This must also be said: there is, puzzlingly for a game that came out in 2021, very little discussion of player safety, what type of horror content is found where, and no discussion on how to route around thorny issues that will undoubtedly arise at the table. Perhaps such is not Delta Green play culture; for a campaign such as this which incorporates an astonishingly wide range of potential triggers, TPK deathtraps, brutally hard GM moves, and truly horrifying jump-scares, I found its absence surprising. There are dozens of scenes which will prove legitimately upsetting if not handled with care. Content warnings and player safety aren’t means to “water down” an experience for “lightweights.” They exist so a game can be enjoyed on terms that minimize disregulation and provide an open door to positive experiences for a wider pool of participants.

ACT IIII — The End of the Text of the End

Phew. That all sounds negative! I’m sorry. I didn’t want it to be; this really is one of the best King in Yellow campaigns I’ve ever read. The Night Floors, as an intro, is an especially inspiring and solid foundation to build on.

It might be that Delta Green just isn’t my kind of role-playing game, and that it doesn’t place the same weight on narrative agency, characters, NPC relationships, and so on that I do. Perhaps I should stick to (modern reinterpretations of) Call of Cthulhu. Fair! But I have read many posts on the internet from groups that have abandoned this campaign, despite its promise, because the text as written didn’t connect with them for some combination of the above reasons. This is a campaign text that prospective GMs and groups will have to do a lot of work on, and that’s honestly OK. It does strike me as a really good starting point for such work. The best campaigns I’ve run required a lot of work, and I do have the sense that this is such a campaign. These landscapes are impossible—but strangely compelling—as written.[[4]]
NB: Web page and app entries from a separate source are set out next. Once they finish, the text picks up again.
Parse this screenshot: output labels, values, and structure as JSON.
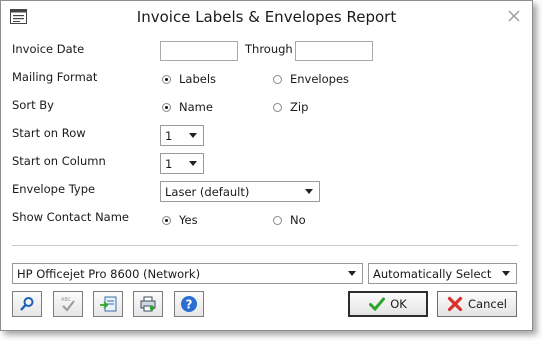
{
  "window": {
    "title": "Invoice Labels & Envelopes Report"
  },
  "form": {
    "invoice_date_label": "Invoice Date",
    "invoice_date_value": "",
    "through_label": "Through",
    "through_value": "",
    "mailing_format_label": "Mailing Format",
    "mailing_format_options": [
      "Labels",
      "Envelopes"
    ],
    "mailing_format_selected": "Labels",
    "sort_by_label": "Sort By",
    "sort_by_options": [
      "Name",
      "Zip"
    ],
    "sort_by_selected": "Name",
    "start_row_label": "Start on Row",
    "start_row_value": "1",
    "start_column_label": "Start on Column",
    "start_column_value": "1",
    "envelope_type_label": "Envelope Type",
    "envelope_type_value": "Laser (default)",
    "show_contact_label": "Show Contact Name",
    "show_contact_options": [
      "Yes",
      "No"
    ],
    "show_contact_selected": "Yes"
  },
  "printer": {
    "printer_value": "HP Officejet Pro 8600 (Network)",
    "tray_value": "Automatically Select"
  },
  "buttons": {
    "ok_label": "OK",
    "cancel_label": "Cancel",
    "toolbar_icons": [
      "magnifier-icon",
      "spellcheck-icon",
      "export-icon",
      "printer-setup-icon",
      "help-icon"
    ]
  },
  "colors": {
    "ok_check": "#2aa52a",
    "cancel_x": "#d9302b",
    "help_blue": "#2a6fd0"
  }
}
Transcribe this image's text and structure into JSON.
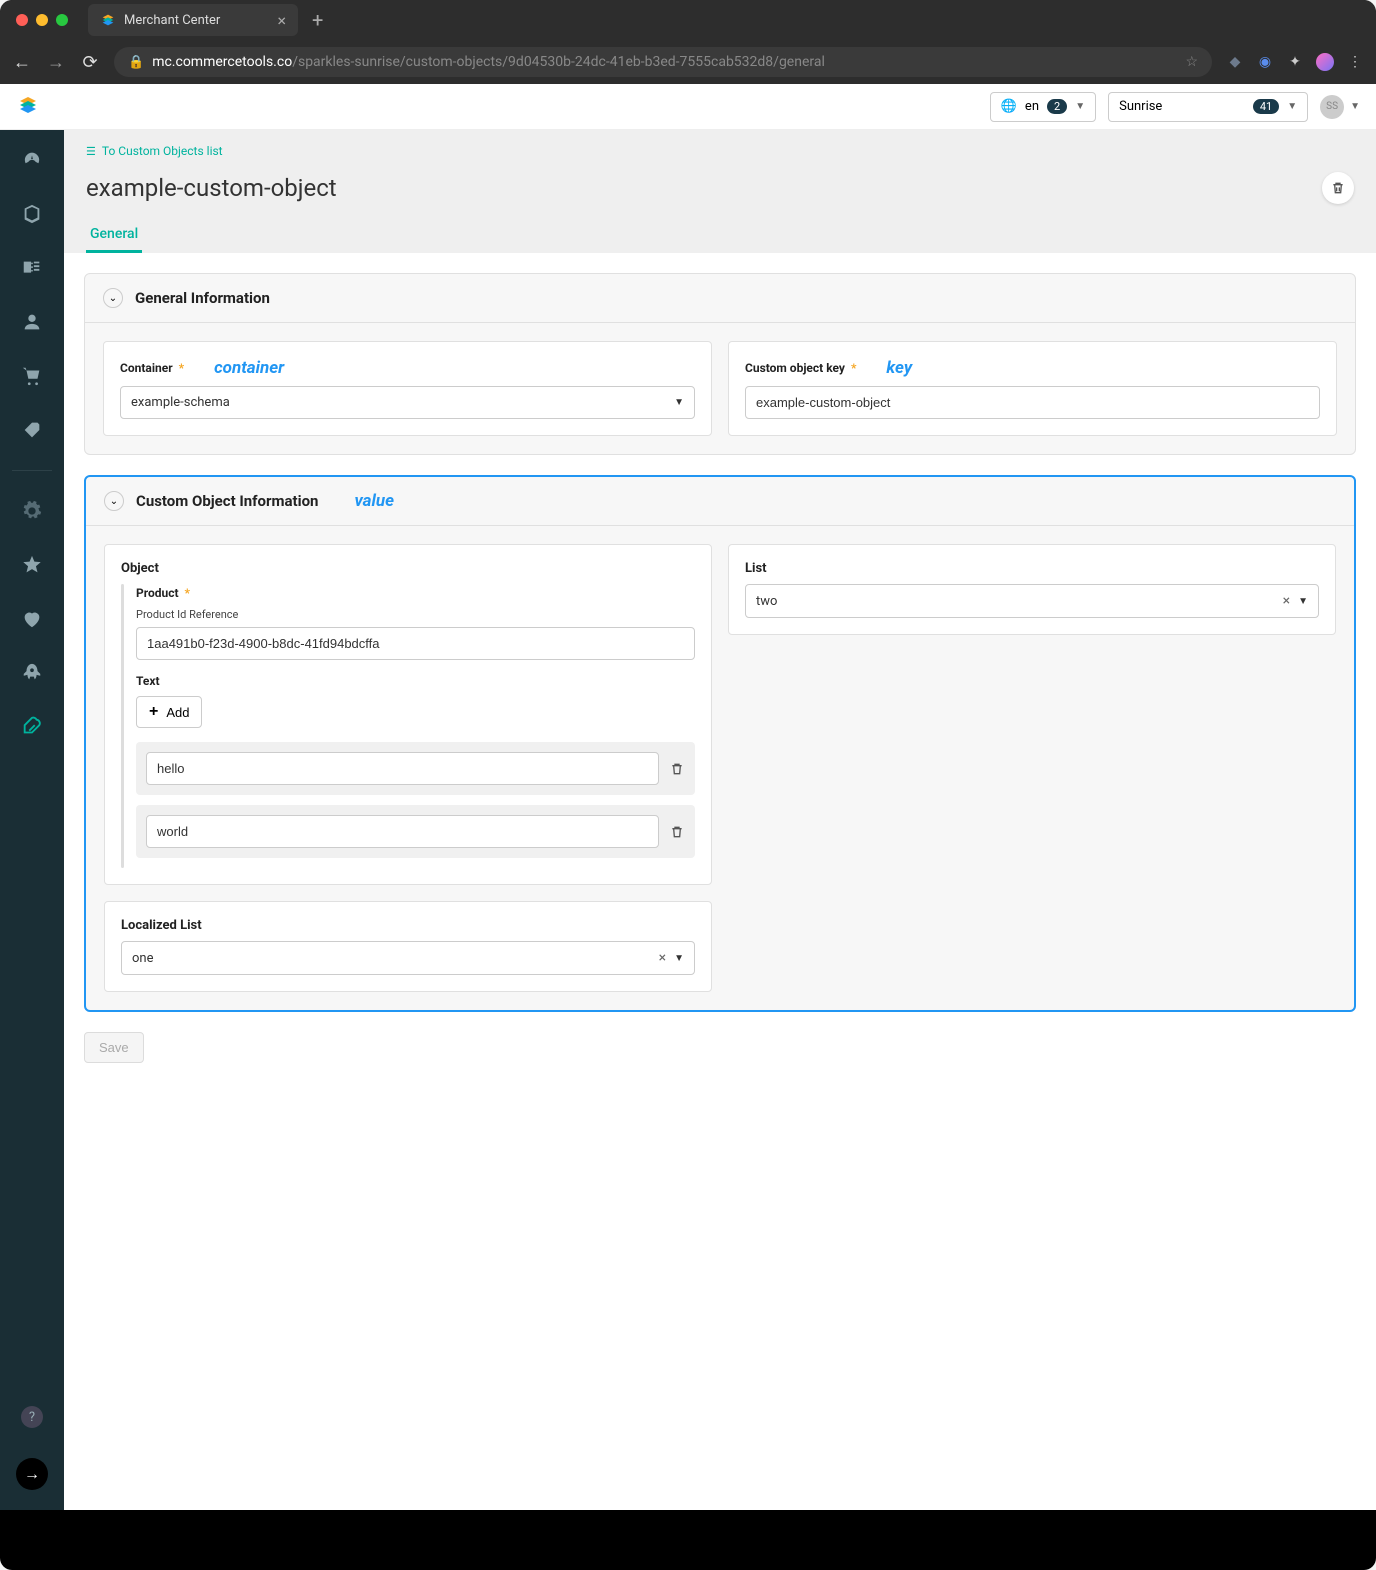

To that end, I think that this will be an excellent through-line for a project I’ve thought about doing for a while: I often see GMs ask “how do you prep a big, complex campaign?” Well, this sucker is as big, complex, and thorny as they come! I’d like to use this as a vehicle to invite you, dear reader, along for the ride as I dig way into this thing and build it back up into something I’d run… to show you how I’d take a crack at making the Impossible Landscapes possible.

[[0]]: These scenarios are also really dark. The player characters themselves take on the roles of antagonists.

[[1]]: This is now somewhat difficult to find online! I am told that there is a Delta Green supplement with an expanded version of the article.

[[2]]: I have since found the Glass Cannon Network's "Get in the Trunk" podcast, which started a playthrough of Impossible Landscapes in season 4. They are very good! I'm only partway in.

[[3]]: In the absence of relationships with key NPCs and a working theory of what's going on, it is going to be difficult for players to find their character's action. If they can't figure that out, then they are necessarily more passive participants that I'd like in our collaborative storytelling fun.

[[4]]: Again: for me. YMMV.